The two movie stealers for Quentin Tarantino’s war epic ‘Inglorious Basterds’ were Christoph Waltz and Diane Kruger. The problem with ‘Inglorious Basterds’ actually lies with Waltz whether you see it as a good thing or bad: people saw him as being the best thing in the film and didn’t really pay much attention to anything else (for me this is similar with Heath Ledger and ‘The Dark Knight’). Kruger’s Hammersmark was one of the best female portrayals and characters of that year. She was the leader of the ‘basterds’, not Brad Pitt’s Aldo: she came up with the plan of ending the war and she intended to see it followed through. The character, and this goes to Tarantino, was second to none: an instant classic. Kruger however, came into her own in this film and showed what a ‘real’ actress she was. The film was nominated for best film and best supporting actor, for Waltz, among many other things; the one it missed was best supporting actress, one it could have very well won.

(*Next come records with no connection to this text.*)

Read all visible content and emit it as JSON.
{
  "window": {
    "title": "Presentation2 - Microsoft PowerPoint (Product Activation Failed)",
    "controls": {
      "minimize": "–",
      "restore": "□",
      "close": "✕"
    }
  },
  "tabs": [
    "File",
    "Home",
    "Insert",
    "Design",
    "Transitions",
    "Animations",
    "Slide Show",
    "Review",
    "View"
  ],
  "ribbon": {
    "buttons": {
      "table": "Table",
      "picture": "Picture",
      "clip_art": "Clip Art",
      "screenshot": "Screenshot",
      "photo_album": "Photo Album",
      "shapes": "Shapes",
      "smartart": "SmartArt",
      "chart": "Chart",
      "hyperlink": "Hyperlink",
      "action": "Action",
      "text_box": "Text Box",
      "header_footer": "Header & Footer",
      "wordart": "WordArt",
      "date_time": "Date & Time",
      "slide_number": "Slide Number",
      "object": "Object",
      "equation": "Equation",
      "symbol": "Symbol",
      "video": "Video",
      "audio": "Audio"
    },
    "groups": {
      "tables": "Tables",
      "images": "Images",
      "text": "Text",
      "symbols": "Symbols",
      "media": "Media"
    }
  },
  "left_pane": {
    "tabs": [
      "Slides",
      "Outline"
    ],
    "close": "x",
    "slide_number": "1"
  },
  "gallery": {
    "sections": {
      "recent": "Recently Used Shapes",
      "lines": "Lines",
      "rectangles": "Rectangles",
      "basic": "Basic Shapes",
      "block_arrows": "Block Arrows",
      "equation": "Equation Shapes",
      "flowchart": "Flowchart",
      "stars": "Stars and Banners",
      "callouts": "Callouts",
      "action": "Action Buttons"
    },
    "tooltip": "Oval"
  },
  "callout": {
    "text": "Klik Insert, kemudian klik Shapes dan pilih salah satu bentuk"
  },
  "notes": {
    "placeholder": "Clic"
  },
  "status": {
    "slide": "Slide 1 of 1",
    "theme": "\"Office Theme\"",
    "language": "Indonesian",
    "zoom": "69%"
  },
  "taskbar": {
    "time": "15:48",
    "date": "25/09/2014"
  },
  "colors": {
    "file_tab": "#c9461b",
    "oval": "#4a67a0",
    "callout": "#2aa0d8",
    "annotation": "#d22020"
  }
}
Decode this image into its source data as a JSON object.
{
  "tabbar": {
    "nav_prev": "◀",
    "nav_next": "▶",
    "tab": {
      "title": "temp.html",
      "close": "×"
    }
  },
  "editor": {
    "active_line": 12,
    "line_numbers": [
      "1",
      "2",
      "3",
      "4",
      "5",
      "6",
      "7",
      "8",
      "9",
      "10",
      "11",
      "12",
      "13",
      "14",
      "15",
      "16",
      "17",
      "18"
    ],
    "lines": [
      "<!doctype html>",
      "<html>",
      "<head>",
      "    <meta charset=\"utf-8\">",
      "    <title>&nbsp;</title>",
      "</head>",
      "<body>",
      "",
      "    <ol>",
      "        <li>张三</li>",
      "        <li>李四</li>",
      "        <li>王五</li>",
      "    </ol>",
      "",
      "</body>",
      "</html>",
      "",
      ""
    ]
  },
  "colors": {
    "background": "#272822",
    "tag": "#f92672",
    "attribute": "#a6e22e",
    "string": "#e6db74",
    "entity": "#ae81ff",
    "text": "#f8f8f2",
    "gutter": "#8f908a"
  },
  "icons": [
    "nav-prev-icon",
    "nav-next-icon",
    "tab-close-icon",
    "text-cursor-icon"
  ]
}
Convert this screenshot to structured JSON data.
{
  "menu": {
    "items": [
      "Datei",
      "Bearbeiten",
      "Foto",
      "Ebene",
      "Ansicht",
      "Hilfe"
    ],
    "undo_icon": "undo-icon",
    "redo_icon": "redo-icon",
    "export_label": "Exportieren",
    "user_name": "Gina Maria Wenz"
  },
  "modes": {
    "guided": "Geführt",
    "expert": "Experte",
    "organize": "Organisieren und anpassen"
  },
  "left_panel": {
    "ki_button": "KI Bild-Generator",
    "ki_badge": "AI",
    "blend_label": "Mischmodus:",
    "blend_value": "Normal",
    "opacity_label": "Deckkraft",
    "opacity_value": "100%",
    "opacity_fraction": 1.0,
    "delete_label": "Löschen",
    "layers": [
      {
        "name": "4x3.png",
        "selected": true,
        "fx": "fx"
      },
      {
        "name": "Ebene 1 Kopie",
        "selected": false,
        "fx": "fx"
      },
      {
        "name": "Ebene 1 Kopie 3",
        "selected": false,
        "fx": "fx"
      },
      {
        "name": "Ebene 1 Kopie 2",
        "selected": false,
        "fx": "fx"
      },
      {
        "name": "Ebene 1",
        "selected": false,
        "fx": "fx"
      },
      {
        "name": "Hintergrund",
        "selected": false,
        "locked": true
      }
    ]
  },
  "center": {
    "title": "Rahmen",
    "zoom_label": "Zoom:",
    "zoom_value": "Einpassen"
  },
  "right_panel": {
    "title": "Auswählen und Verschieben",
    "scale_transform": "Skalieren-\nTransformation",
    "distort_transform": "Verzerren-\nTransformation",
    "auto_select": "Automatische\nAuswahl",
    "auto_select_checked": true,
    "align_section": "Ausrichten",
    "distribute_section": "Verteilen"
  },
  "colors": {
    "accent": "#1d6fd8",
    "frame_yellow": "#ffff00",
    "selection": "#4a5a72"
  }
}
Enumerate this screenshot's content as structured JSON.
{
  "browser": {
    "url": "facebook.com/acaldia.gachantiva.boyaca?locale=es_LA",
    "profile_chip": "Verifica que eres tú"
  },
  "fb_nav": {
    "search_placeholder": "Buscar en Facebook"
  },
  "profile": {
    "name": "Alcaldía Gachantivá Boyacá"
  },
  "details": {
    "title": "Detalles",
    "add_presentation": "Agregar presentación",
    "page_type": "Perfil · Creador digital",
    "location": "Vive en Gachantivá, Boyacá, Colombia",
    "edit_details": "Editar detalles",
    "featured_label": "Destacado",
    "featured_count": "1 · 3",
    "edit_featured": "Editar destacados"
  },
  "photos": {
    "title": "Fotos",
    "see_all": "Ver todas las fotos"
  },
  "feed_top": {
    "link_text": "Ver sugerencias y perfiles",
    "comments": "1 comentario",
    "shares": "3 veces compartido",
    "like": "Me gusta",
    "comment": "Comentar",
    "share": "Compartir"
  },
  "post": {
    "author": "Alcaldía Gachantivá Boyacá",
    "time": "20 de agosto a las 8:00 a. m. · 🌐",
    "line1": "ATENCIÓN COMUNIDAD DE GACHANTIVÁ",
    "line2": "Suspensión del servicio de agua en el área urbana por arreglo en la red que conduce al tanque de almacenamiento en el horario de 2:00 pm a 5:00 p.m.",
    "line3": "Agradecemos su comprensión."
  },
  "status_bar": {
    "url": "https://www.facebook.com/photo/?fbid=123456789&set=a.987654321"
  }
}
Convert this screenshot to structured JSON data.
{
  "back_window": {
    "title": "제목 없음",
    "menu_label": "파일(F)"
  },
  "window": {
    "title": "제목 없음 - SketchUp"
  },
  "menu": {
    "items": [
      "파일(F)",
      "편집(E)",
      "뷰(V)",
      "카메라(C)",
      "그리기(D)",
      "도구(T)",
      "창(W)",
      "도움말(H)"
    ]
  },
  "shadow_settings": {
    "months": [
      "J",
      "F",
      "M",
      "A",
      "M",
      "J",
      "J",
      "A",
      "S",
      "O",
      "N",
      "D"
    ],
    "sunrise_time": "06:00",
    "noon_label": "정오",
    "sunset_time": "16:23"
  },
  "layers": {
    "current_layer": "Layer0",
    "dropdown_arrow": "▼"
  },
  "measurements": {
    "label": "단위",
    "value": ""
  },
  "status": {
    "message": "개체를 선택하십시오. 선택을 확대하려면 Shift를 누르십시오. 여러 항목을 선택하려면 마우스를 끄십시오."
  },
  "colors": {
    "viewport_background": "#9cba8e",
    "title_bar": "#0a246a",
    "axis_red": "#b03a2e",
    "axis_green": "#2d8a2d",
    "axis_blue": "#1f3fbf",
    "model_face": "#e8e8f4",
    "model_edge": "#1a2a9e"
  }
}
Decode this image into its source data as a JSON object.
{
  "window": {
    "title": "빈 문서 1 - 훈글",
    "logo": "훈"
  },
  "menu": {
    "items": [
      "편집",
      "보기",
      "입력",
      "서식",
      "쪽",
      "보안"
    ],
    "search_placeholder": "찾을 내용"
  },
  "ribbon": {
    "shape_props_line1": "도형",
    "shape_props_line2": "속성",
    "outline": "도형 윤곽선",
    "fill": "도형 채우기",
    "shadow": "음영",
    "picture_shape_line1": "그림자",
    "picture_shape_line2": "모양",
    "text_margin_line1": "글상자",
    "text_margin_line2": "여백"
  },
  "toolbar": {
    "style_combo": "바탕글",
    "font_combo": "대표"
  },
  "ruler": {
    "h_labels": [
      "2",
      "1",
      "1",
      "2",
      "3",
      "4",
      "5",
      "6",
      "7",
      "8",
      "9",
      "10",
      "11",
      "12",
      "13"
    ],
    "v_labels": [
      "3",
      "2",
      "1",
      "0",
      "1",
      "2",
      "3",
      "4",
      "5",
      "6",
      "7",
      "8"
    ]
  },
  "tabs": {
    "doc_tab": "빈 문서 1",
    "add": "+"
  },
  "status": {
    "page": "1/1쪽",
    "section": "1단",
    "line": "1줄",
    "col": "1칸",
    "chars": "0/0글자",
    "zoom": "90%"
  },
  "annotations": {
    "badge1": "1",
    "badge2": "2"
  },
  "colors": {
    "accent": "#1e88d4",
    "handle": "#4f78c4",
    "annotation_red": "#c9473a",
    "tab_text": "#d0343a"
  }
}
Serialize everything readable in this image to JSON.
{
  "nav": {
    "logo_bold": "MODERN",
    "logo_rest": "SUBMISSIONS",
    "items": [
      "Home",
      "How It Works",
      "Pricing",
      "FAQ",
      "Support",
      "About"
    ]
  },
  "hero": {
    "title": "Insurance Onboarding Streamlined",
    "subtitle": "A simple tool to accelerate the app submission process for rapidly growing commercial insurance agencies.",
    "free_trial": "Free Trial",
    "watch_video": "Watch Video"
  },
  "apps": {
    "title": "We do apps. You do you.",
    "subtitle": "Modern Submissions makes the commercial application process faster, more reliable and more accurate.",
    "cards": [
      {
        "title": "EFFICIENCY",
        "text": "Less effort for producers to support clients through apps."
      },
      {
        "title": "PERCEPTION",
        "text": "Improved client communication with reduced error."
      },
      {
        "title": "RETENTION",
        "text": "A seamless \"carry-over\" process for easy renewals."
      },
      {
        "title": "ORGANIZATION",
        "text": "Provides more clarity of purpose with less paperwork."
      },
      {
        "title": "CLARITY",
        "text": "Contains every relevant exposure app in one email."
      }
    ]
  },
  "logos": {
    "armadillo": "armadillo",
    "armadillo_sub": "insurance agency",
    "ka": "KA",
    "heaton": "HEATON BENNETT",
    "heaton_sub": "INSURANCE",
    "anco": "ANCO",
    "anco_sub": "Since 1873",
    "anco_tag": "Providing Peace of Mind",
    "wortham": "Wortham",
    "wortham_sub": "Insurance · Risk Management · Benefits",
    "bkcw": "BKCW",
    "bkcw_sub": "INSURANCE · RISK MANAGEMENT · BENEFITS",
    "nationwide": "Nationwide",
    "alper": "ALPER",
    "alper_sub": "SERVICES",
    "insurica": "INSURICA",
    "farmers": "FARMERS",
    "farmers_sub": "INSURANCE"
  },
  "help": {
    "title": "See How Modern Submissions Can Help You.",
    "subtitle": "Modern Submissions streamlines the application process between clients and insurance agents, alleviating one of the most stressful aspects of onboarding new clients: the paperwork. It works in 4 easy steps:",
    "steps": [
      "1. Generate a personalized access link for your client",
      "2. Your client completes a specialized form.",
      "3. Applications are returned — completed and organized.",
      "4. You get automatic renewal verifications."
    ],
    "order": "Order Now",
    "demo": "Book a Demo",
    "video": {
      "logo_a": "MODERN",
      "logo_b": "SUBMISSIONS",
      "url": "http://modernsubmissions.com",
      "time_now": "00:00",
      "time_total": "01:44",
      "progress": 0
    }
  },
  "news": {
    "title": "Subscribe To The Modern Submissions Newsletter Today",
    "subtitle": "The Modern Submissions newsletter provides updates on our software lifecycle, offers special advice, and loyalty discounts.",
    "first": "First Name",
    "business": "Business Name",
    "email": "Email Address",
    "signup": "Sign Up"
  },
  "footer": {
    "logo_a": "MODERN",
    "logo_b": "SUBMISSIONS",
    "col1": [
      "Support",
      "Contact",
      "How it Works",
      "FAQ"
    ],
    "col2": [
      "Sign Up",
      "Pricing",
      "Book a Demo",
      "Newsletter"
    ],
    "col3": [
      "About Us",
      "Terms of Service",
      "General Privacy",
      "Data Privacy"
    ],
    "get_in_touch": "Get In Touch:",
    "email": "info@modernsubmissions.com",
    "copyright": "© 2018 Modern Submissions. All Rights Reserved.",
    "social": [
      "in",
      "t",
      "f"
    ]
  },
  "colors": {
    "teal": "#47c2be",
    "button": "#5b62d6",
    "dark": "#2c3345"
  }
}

6. Eva Green as Vesper Lynd in ‘Casino Royale’
Quite a few could disagree with me here: “a Bond film being nominated for an Oscar, don’t be stupid” is what many of you will probably think but at the core of ‘Casino Royale’ was a smart story with a new take on an old format. ‘Casino Royale’ re-invented the Bond franchise: it’s more realistic and modern unlike your Brosnan shambles. Eva Green was at the heart of the film. As the seductive femme fatale Vesper Lynd, Green showcased her hidden talents in acting to the world. It’s rumoured that a Bond film can damage an actor/actresses career and I believe that to be true, but a performance such as Lynd’s has taken Green to new heights. She was sophisticated, she was mysterious, she was enigmatic: she was all these things and more. Put the Bond element to one side in ‘Casino Royale’ and you actually have a love story: a doomed one none the less but this is why Craig and Green really raised the bar for the Bond franchise. There has been no better actress portray a ‘true’ Bond girl such as Vesper recently and I doubt many will match her stunning acting performance. Should she be nominated for Oscars? Myself, I don’t see why not, others may feel differently and I’m sure they will.
I do hope the jury’s of these award ceremonies look at the bigger picture of talent on display in 2013: you may be able to portray a real person very well but still, there are origional characters in films that deserve to be recognised and actors should be awarded for their performances. Just to end, actresses I want to see nominated for awards in 2013 include: Kara Hayward for ‘Moonrise Kingdom’, Charlize Theron for ‘Prometheus’ and Anne Hathaway for her remarkable performance in ‘The Dark Knight Rises’